He is Retired Air Force Major General Scott Gration. A senior administration official says that Gration is a close personal friend, who first met then-Senator Obama in 2006 and traveled with him to Chad on a tour of refugee camps. Gration is the son of missionaries who grew up in the Congo and whose family was evacuated several times during successive crises there. He campaigned actively for Obama - even after having been on the Pentagon's Jt Staff during the Bush administration. Gration was in the Pentagon on 9/11 - and later served on the planning staff for the Iraq war. Most recently, he was CEO of the NGO "Millenium Villages."
Okay that's one impressive resume. So is Gration the man for the job?
Appointing an envoy to Sudan is what Darfur activists, most notably George Clooney, have been calling on President Obama to do. And the president's decision to do so comes just as some were just beginning to publicly question how the campaign rhetoric about Darfur measures up to the administration's muted response to the spiraling crisis.
Recently, in reaction to his indictment for Crimes against Humanity in Darfur, Sudan's President Omar al-Bashir kicked 13 international aid agencies out of Sudan. He also threatened to force all foreign humanitarian groups out within a year.

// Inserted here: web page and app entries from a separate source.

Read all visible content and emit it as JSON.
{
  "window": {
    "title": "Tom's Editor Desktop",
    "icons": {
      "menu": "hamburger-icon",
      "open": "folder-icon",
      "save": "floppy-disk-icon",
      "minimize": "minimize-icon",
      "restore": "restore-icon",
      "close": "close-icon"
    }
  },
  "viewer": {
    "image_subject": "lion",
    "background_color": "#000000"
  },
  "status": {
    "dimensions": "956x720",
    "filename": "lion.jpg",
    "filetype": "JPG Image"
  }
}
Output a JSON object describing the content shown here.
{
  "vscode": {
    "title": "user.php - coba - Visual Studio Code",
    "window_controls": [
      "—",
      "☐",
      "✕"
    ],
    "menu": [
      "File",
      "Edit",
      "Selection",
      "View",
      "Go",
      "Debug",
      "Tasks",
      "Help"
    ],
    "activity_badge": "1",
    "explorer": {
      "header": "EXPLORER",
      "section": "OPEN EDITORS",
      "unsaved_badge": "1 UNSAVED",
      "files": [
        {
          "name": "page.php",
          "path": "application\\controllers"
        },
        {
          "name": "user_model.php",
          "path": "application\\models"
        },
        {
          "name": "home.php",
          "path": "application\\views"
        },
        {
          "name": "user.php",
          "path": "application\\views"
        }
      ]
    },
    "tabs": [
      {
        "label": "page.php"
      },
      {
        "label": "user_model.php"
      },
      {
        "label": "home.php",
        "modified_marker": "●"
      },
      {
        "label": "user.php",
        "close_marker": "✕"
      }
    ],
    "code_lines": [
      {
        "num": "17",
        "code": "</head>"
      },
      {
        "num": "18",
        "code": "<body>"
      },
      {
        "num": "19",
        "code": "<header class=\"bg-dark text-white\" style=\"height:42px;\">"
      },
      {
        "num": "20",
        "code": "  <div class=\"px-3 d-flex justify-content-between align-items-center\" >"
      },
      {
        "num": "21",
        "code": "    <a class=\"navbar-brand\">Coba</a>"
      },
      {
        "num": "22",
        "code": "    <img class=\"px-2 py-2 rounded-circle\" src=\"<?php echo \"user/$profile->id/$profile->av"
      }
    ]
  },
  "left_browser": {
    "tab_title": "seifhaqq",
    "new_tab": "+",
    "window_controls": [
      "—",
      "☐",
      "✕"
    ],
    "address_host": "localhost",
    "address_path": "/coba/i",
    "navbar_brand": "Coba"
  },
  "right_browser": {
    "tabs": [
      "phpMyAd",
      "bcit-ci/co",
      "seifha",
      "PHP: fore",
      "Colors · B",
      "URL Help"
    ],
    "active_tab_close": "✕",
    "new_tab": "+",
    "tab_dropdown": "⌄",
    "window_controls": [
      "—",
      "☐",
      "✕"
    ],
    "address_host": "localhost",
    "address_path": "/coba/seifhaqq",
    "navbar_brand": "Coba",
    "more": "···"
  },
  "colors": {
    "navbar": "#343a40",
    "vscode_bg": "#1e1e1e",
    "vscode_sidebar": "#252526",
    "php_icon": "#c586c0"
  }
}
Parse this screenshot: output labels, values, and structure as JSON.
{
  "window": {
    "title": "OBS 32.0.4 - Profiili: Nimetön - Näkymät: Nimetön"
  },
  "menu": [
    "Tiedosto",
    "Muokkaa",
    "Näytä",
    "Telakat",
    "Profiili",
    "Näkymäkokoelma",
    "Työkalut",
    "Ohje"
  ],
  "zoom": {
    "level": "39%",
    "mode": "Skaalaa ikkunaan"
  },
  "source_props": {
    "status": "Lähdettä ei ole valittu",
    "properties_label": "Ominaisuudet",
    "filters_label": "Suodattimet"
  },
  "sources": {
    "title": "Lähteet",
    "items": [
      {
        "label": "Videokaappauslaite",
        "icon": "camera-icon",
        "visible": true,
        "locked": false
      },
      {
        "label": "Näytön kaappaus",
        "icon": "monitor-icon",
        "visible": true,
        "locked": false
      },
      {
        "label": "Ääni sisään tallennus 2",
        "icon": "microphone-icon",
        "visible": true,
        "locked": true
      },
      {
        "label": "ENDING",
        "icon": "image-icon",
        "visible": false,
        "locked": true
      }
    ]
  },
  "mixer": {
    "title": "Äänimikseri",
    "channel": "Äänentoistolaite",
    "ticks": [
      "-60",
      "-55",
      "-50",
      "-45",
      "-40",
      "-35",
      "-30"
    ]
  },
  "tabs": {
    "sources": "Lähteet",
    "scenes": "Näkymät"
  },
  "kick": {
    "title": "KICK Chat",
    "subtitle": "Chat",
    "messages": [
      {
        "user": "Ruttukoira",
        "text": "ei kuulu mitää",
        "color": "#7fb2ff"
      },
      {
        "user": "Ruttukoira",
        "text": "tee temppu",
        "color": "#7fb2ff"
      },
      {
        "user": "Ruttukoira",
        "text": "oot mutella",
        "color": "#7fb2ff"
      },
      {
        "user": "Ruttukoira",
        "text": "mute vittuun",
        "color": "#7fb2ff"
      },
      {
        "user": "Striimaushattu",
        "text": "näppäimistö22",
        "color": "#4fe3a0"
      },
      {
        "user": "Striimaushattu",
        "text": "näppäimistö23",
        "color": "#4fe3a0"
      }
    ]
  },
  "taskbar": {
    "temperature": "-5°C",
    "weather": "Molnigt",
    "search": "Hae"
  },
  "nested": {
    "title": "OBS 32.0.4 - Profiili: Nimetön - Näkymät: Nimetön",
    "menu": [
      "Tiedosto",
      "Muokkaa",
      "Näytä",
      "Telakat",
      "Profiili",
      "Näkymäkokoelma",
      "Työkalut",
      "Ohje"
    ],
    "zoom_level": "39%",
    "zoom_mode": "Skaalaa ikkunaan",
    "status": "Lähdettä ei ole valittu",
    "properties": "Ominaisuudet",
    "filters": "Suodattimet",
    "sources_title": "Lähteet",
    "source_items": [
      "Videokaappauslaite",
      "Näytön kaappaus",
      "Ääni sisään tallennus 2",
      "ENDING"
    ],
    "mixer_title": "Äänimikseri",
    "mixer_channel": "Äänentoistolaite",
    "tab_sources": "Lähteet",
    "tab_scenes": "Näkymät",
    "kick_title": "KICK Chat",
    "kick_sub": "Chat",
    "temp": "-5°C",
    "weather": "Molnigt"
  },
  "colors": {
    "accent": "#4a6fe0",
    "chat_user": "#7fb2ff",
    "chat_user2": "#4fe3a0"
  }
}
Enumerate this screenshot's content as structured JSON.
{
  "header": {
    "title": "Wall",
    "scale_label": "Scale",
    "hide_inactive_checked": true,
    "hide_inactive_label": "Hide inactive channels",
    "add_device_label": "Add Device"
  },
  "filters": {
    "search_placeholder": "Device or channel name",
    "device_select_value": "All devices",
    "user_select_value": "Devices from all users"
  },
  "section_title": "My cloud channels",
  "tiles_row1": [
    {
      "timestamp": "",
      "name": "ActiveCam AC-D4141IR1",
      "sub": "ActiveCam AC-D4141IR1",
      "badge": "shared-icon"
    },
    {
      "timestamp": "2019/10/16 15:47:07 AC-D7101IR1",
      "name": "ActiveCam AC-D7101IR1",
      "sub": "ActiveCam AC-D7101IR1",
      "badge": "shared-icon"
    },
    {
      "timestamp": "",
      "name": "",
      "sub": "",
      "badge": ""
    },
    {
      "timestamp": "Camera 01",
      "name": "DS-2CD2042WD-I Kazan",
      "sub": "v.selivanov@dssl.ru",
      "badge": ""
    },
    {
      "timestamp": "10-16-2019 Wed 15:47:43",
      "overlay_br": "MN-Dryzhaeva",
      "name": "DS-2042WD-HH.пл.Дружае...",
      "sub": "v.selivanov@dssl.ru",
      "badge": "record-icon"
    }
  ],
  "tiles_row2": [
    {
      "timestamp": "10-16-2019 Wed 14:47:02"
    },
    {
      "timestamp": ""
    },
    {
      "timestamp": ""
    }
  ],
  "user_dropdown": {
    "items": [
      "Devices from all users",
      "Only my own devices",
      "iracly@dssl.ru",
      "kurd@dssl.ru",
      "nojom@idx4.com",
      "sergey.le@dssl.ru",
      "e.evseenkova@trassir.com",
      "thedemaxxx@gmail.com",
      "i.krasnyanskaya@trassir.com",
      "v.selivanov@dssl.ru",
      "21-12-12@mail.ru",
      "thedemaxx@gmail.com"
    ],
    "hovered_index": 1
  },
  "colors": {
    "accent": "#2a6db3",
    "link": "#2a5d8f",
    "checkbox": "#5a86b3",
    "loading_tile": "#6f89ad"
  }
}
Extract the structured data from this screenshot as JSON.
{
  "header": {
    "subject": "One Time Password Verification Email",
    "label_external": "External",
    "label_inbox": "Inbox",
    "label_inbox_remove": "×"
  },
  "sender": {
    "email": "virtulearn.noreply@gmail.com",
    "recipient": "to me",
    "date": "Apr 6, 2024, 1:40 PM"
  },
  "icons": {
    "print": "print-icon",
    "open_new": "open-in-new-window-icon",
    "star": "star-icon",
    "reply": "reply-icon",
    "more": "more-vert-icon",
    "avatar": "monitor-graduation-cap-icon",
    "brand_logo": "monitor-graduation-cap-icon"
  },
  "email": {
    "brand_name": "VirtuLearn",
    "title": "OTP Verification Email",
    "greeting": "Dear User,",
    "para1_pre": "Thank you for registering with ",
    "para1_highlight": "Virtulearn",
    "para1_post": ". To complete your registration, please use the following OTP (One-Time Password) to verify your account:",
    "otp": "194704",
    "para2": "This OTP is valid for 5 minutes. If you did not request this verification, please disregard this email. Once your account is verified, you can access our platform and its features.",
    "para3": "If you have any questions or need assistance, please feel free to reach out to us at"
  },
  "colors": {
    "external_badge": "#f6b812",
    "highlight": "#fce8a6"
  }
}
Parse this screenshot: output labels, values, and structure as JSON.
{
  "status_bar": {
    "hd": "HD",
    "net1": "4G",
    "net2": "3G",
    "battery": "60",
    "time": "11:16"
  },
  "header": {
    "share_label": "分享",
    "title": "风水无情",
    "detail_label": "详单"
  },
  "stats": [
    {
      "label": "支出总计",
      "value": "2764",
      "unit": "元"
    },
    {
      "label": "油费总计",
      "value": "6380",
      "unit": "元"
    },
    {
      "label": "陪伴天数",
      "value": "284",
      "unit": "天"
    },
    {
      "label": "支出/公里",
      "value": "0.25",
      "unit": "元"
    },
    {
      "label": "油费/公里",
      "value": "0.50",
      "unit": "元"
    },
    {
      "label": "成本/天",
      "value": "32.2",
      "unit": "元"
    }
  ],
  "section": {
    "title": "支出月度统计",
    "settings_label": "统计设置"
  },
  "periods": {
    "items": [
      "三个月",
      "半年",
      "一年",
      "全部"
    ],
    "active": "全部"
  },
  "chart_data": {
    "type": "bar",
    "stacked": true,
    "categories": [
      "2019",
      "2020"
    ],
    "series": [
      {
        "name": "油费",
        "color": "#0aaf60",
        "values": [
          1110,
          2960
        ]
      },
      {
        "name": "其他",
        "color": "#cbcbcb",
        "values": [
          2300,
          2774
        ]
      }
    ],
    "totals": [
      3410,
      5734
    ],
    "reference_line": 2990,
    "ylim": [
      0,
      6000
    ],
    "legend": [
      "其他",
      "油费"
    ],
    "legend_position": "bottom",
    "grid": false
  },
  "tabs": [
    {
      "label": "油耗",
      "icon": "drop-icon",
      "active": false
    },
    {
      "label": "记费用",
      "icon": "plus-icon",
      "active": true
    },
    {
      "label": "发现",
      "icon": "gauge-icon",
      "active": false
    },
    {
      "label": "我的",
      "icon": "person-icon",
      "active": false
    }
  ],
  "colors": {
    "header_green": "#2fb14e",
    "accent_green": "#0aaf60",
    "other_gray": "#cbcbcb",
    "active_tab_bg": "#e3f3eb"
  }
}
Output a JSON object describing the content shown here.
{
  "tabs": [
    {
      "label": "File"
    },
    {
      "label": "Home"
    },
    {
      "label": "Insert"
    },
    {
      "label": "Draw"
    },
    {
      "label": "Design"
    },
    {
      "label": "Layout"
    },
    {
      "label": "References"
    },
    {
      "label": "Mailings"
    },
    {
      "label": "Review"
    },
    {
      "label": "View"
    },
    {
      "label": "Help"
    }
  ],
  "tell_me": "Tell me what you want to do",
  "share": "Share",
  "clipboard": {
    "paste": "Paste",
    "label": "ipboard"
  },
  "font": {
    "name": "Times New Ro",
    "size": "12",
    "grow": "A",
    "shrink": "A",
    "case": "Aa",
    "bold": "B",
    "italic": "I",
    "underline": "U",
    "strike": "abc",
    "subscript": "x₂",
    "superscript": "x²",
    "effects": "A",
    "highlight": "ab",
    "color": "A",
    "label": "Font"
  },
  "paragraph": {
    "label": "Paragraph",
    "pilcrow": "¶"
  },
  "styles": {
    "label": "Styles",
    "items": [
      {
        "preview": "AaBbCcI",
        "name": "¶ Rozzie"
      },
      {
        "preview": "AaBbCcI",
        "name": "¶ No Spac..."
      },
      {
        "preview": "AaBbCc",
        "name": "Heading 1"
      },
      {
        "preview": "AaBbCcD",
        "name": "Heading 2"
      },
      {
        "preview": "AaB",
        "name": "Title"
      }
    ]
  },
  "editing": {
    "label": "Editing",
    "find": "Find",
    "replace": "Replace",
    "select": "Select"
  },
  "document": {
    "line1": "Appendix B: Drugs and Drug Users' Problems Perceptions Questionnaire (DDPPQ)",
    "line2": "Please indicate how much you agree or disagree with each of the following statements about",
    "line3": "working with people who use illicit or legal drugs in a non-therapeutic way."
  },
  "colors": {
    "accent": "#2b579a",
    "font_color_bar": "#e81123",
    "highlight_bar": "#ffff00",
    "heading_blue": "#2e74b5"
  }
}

If you could see what the survivors of Darfur's war are now enduring even with humanitarian aid, it would stop you cold. There are more than a million of them still in Darfur, forced by rape and murder and the burning of their villages into sad, desperate camps, where they survive on 800 calories a day, without proper homes in more than 110 degree heat. And they are dying by the thousands under these conditions according to the International Criminal Court Prosecutor.
NBC News | Ann Curry
Photograph for Darfurian refugees taken inside a camp building.
Is it really possible a new horror could be unleashed on these suffering souls?
As U.S. Envoy to Sudan, Major General Scott Gration can become a lifeline for people who have waited six years for one.
Many outsiders who have struggled to understand how to stop Darfur's tragedy are distracted by all the moving parts. They focus on the chaos that comes when any war lasts this long, on the many rebel groups it has spawned, and on whether global warming is to blame.
But they often fail to see it clearly and compassionately through the eyes of its civilian victims, members of three black African tribes. If they could, outsiders would see a people feeling threatened with extinction. And they would hear that the way to stop this tragedy is to make protecting civilians priority one.
General, they, more than anyone, are wishing you success.